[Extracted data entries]

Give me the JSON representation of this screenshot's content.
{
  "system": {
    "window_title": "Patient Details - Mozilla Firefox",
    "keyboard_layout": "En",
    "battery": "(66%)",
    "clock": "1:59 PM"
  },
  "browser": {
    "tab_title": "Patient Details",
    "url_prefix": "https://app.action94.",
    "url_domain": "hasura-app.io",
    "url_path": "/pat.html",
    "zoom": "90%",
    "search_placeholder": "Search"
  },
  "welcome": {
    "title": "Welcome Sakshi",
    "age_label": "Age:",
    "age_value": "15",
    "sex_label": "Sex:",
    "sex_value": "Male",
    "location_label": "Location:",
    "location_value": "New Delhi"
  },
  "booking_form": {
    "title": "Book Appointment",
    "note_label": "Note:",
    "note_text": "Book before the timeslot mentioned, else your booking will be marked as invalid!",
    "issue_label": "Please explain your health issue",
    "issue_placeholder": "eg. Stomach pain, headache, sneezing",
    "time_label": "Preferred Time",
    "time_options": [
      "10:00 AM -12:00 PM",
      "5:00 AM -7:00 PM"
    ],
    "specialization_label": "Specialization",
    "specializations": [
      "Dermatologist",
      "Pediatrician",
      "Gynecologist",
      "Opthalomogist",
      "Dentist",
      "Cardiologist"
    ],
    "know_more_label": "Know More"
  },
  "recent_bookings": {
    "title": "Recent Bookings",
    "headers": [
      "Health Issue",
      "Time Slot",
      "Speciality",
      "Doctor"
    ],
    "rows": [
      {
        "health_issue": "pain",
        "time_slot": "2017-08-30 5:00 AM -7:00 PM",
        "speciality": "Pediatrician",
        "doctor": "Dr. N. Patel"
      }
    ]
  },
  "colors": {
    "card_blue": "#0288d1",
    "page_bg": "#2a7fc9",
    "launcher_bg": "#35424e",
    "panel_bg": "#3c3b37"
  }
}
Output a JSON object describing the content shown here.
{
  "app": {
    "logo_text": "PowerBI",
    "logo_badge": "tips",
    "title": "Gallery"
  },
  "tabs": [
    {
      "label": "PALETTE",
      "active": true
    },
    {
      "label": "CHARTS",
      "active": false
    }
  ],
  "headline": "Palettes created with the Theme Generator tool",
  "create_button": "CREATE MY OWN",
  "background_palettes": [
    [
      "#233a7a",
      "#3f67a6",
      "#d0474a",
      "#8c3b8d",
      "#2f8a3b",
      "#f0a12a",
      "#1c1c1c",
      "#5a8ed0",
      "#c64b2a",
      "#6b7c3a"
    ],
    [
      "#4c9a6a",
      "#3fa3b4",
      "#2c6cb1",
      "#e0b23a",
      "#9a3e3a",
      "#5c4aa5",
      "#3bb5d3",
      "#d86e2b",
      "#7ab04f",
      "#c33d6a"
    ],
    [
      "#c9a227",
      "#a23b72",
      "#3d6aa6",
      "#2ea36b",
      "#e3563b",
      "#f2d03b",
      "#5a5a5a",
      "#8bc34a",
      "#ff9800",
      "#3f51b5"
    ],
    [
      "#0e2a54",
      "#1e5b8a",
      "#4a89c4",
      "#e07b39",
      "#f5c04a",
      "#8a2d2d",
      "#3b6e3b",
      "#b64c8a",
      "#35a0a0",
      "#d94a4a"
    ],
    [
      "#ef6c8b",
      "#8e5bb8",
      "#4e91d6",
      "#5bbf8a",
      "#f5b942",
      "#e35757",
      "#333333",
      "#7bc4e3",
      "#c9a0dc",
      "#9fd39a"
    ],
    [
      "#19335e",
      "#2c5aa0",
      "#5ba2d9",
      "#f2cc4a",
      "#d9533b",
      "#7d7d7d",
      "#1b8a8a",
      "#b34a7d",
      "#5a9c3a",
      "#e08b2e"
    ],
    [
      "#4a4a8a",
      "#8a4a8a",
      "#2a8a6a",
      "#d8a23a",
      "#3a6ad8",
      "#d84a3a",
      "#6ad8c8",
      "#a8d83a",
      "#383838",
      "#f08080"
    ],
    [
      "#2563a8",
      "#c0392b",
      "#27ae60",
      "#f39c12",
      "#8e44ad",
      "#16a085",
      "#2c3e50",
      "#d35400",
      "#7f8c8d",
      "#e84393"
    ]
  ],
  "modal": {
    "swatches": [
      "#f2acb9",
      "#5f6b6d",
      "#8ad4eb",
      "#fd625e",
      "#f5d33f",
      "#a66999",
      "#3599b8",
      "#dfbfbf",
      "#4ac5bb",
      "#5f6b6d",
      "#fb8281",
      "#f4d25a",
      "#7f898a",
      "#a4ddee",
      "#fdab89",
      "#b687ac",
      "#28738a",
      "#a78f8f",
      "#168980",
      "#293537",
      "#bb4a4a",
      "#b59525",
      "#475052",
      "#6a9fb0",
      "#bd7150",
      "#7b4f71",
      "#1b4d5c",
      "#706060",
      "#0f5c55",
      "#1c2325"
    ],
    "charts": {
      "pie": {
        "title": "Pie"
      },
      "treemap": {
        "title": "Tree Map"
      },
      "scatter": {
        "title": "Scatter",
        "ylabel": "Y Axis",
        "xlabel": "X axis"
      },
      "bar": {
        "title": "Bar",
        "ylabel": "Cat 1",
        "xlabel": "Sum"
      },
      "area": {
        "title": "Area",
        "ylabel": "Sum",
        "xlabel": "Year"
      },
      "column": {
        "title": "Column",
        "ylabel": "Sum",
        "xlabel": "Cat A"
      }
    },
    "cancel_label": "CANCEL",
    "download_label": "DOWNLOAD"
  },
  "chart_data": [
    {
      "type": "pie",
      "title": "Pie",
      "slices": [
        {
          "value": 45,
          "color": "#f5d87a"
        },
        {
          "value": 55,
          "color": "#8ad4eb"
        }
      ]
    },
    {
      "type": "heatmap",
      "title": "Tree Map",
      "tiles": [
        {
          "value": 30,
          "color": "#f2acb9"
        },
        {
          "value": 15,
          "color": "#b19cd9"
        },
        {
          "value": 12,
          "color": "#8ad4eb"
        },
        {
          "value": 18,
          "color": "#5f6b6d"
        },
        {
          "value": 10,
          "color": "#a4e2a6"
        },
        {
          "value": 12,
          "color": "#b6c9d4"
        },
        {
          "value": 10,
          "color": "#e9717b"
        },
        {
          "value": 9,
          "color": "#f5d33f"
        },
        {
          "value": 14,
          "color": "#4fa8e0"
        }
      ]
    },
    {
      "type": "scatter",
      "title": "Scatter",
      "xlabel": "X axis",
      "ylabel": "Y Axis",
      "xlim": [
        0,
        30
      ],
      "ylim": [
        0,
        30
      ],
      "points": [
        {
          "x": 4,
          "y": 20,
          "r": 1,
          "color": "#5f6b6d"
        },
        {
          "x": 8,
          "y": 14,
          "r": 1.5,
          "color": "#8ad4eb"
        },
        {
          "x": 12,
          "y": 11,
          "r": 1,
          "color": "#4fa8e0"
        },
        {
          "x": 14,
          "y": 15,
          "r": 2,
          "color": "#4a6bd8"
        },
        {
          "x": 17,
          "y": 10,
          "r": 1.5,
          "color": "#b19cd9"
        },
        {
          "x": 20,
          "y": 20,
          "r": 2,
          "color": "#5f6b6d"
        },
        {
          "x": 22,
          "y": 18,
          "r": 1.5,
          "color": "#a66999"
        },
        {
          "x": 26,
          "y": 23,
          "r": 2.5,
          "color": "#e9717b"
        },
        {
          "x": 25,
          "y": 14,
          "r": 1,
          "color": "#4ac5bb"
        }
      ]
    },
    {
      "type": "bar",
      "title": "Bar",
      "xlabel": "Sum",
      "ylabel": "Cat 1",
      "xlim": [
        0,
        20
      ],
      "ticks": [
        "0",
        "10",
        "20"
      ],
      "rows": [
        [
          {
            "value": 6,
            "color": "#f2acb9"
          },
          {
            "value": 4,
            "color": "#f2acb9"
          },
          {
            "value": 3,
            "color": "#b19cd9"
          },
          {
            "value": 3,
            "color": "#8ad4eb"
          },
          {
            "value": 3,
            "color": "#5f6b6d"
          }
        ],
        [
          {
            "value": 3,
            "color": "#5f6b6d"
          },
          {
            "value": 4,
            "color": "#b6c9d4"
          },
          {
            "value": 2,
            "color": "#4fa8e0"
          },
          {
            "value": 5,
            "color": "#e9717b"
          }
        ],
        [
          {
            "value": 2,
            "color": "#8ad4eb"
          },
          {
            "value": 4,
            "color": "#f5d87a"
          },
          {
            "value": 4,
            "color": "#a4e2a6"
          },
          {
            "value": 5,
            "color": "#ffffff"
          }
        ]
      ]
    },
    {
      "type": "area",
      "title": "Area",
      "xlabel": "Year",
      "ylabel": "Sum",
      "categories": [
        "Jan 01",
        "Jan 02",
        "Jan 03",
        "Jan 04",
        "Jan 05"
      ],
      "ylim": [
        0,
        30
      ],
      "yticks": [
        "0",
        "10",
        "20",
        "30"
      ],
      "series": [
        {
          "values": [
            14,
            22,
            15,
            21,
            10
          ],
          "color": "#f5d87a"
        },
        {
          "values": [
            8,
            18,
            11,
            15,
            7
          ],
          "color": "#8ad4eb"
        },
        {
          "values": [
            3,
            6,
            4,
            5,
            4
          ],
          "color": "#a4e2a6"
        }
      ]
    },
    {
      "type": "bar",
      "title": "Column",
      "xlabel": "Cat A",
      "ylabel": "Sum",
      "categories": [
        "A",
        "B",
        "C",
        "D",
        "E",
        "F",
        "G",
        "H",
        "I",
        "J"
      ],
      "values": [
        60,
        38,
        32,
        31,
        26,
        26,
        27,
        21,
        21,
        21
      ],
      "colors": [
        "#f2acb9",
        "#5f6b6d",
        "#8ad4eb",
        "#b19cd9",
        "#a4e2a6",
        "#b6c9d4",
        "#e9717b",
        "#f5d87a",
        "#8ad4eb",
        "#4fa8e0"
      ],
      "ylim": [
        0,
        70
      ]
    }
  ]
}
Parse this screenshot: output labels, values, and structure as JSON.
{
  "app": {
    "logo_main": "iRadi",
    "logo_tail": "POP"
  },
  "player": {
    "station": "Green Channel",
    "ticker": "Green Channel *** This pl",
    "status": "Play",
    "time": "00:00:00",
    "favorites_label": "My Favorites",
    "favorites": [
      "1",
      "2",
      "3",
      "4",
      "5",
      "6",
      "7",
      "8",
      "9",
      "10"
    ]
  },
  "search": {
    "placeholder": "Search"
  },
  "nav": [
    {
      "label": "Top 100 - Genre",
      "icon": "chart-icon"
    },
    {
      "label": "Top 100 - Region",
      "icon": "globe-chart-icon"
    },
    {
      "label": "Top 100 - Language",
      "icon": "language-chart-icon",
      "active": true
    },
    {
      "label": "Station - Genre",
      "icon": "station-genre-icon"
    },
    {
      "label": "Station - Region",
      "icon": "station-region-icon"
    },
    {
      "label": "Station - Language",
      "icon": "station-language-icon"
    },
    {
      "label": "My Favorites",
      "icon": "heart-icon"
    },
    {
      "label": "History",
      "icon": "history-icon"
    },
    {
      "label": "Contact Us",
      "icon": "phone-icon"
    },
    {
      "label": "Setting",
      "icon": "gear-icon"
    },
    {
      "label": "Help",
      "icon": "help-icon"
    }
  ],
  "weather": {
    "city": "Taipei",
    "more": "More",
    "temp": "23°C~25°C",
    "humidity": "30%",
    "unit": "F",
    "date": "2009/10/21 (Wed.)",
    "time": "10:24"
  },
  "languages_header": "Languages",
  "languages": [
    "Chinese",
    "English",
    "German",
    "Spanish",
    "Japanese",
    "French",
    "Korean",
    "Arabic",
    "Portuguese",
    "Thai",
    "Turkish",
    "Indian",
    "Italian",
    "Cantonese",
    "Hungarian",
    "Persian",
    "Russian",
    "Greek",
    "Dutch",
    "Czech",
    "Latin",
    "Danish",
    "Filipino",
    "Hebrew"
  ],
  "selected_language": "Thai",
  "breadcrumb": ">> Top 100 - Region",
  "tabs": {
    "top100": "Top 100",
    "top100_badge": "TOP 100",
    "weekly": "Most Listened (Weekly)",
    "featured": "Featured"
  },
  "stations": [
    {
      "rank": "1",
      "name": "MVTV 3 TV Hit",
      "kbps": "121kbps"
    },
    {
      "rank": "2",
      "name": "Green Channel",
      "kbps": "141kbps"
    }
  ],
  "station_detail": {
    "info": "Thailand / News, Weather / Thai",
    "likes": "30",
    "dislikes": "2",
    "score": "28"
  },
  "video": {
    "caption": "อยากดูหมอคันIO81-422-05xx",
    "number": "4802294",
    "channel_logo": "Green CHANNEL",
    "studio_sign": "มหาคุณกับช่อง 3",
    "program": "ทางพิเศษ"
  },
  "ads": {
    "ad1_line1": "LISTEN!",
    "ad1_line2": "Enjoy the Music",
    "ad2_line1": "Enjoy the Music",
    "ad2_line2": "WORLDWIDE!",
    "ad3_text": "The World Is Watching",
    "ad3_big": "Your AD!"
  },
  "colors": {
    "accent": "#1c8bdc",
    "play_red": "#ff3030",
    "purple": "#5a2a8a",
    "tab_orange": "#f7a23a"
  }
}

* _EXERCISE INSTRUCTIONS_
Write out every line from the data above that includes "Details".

* _COMPLETED TASK_
    "window_title": "Patient Details - Mozilla Firefox",
    "tab_title": "Patient Details",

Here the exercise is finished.